Court Rules Driver May Sue After Being Fired For Misreporting Truck Problem

Supreme Court Rejects OOIDA's Attempt To Block ELD Mandate

According to Business Insurance, on Monday, a federal appeals court ruled that a former dump truck driver can sue his former employer for terminating him because he unknowingly misreported a problem with the truck he was operating.

The driver, Diego Gaines, was a seasonal dump truck driver for Illinois-based K-Five Construction Corp. For five years.  Gaines reported an issue with the truck to his managers. Despite the report, Gaines was ordered to drive the truck the following day and was nearly involved in an accident.

Mr. Gaines said he agreed to drive the unrepaired truck because he was afraid he would be fired for refusing.

Business Insurance reported that a mechanic told Gaines that a steering drag-link was off center, which caused the truck to pull to the left. The diagnosis was reported to Gaines’ supervisor.
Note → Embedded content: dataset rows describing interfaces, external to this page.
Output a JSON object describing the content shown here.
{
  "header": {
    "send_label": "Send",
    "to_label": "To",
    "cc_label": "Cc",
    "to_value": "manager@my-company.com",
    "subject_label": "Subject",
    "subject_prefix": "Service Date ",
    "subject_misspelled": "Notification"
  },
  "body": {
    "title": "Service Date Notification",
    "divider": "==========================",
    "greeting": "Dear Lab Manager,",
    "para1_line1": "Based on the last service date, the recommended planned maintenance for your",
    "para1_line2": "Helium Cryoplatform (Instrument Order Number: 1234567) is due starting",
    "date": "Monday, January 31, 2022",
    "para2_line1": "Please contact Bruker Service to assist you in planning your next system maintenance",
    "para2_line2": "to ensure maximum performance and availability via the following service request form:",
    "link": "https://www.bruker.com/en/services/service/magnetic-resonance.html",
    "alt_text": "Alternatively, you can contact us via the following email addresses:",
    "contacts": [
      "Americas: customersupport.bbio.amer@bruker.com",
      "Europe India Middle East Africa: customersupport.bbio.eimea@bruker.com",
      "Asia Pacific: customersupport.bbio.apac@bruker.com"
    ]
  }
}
In 2010, K-Five Construction terminated Gaines, citing the inaccurate report and three instances of insubordination.

Gaines said that he, “honestly believed he was accurately relaying the information obtained from the mechanic, but that he botched the details.”

Gaines filed suit with OSHA under the Surface Transportation Assistance Act.

“Even if the truck could drive straight with an off-center steering wheel, it is not unreasonable to conclude that asking Gaines to work a 13-hour shift with a misaligned steering wheel posed a safety concern,” the appeals court said. “The text of the (Surface Transportation Assistance Act) protects employees complaining of safety violations – Gaines was complaining about a steering problem he considered unsafe. There is no evidence that Gaines intentionally misidentified the problem,” said the ruling.